The only way to square that circle is to assume that Westworld sees killing as the most fundamentally human of acts. The hosts prove their personhood by rising up against their oppressors, asserting their right not to be victimized by taking vengeance on the people who did. There's a certain revolutionary logic to that viewpoint, especially if you take Bady's view that a robot story like Westworld can only ever be a metaphor for slavery. One of the fundamental aspects of defining some people as non-human is that any attempt they make to assert their right to exist and not to suffer is seen as illegitimate, even villainous. Which can mean that being a villain is the only way for such people to prove that they are, indeed, people. But what this also does is bring us full circle. If we accept that killing proves the hosts' humanity, then we don't get to criticize Westworld, the park, for making the same argument. We have to reject the viewpoint offered early in the season, by a then-still-sane William, who sees the park as a cynical, unimaginative appeal to our basest instincts with nothing meaningful to way about humanity, and accept the conclusion reached by the Man In Black, that the park's violence reveals our true selves. And if that's true--if the natural condition of people, whether guests or hosts, is to be violent and brutal to one another--then what have the hosts even got to complain about?

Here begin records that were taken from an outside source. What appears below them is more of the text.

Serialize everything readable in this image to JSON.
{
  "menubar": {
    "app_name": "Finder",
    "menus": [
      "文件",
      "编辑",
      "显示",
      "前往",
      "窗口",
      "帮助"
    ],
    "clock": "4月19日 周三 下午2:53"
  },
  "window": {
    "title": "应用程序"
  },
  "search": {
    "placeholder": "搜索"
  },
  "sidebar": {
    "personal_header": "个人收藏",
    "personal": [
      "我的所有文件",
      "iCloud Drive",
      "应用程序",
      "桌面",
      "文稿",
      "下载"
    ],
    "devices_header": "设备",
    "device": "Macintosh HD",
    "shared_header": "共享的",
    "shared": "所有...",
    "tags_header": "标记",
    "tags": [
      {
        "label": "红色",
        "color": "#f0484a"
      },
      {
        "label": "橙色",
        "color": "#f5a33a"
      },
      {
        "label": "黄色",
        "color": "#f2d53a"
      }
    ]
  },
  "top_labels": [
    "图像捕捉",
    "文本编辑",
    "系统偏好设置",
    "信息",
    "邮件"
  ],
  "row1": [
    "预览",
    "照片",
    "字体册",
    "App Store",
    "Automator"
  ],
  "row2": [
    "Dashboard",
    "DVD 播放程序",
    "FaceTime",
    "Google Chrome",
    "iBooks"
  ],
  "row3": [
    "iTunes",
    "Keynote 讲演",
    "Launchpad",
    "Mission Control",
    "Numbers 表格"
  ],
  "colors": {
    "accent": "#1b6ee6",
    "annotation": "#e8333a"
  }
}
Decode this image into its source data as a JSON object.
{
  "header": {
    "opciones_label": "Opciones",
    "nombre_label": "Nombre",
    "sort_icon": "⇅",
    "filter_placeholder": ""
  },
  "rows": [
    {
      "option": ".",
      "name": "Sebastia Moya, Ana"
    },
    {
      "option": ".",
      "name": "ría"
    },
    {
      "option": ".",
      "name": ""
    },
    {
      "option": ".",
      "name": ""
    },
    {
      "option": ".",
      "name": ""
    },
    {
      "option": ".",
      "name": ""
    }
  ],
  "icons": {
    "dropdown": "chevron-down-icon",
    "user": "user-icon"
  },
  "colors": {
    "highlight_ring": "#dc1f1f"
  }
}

Within Westworld, following the maze to its center is how the hosts achieve consciousness, discovering their true selves. But like so much else in the show, the maze is a metaphor, and what happens when Westworld's viewers follow the show's maze to its center is nothing so satisfying. What we find there is an ouroboros, a story that devours its own tail, contradicting its own basic assumptions and ultimately amounting to nothing. And here's where the show would tell us to wait, be patient, trust that next season will make sense of everything. Maybe it will--certainly Person of Interest took a while to make itself into one of the best science fiction shows on TV. But it's hard to have faith in a show that still seems so uncertain about what it actually is.